The service is run by the DrHS (Doctors’ Health Services), which independently administers health programs on behalf of the AMA, at an arm’s length from the MBA and AHPRA.

The website is an all-in-one resource which includes:

• 24-7 support services for doctors only
• Ways to find confidential and independent health advice and referral services, as a doctor
• Advice on how to find a GP
• Materials for treating doctors who are seeing doctors as patients
• Support groups and events for doctors
• Strategies to help manage personal health alongside a busy professional life

GPs are considered to be in a unique position to provide first-line care to their medical colleagues through initiatives like DRS4DRS, says Mr David Brennan, chair of the DrHS.

“There are online modules for treating-doctors which have insights into what it means to treat another doctor and how you can become more effective at doing so,” he said. “It means GPs can easily find resources that are orientated towards prevention but also intervention.”

In addition, there was a section of the website dedicated to helping a treating-doctor cope in the unfortunate event of a patient-doctor suicide.

The main focus, however, was about keeping the medical profession healthy, Mr Brennan said.

“Not only do healthy doctors make better doctors, but it also contributes to better patient outcomes,” he said.

There’s been a growing social acceptance, in recent years, that doctors may have more difficulty accessing health services than the general public, which can sometimes fuel a tendency for clinicians to self-diagnose and self-prescribe.

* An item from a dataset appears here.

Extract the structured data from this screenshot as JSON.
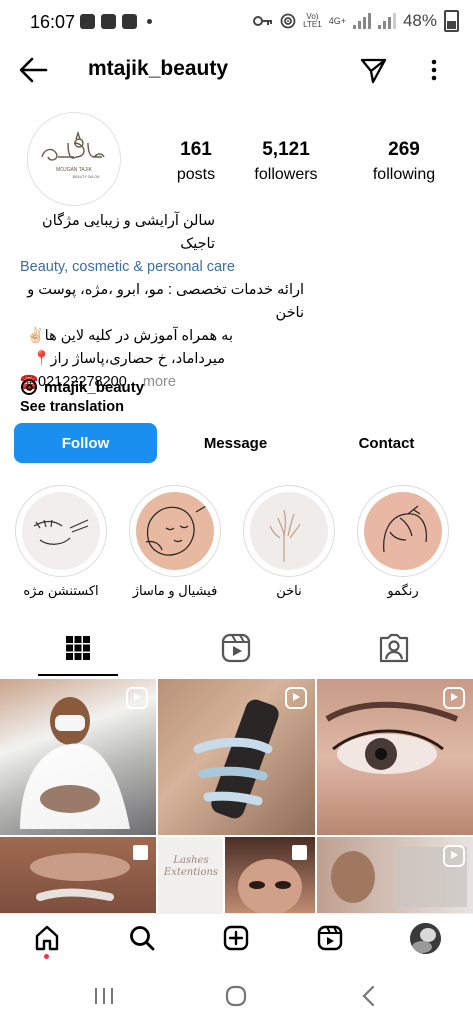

In an effort to reduce the trend of self-prescribing, a number of medical colleges were now encouraging their members to have their own regular GP, Mr Brennan said.

The Australasian College of Sport and Exercise Physicians does this by offering CPD points for members who visit their GP for an annual check-up.

You can find out more and explore the DRS4DRS platform here.